__EXERCISE AIM__
Each entry that follows should be retyped in full and exactly.

__MATERIAL FOR THE TASK__
━━━━━━━━━━━━━━━━━━━━━━━━━━━━━━
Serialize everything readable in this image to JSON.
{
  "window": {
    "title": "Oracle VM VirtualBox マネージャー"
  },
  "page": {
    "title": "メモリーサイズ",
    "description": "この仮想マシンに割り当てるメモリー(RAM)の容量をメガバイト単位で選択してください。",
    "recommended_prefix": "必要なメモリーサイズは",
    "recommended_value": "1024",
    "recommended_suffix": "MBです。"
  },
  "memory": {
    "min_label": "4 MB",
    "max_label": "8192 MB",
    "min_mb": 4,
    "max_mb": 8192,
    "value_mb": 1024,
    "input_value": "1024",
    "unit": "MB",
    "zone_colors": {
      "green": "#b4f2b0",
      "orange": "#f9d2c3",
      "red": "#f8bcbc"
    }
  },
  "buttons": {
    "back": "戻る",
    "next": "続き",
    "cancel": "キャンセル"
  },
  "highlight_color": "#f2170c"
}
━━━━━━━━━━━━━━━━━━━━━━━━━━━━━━
__ANSWER TO THE PROBLEM__
Serialize everything readable in this image to JSON.
{
  "window": {
    "title": "Oracle VM VirtualBox マネージャー"
  },
  "page": {
    "title": "メモリーサイズ",
    "description": "この仮想マシンに割り当てるメモリー(RAM)の容量をメガバイト単位で選択してください。",
    "recommended_prefix": "必要なメモリーサイズは",
    "recommended_value": "1024",
    "recommended_suffix": "MBです。"
  },
  "memory": {
    "min_label": "4 MB",
    "max_label": "8192 MB",
    "min_mb": 4,
    "max_mb": 8192,
    "value_mb": 1024,
    "input_value": "1024",
    "unit": "MB",
    "zone_colors": {
      "green": "#b4f2b0",
      "orange": "#f9d2c3",
      "red": "#f8bcbc"
    }
  },
  "buttons": {
    "back": "戻る",
    "next": "続き",
    "cancel": "キャンセル"
  },
  "highlight_color": "#f2170c"
}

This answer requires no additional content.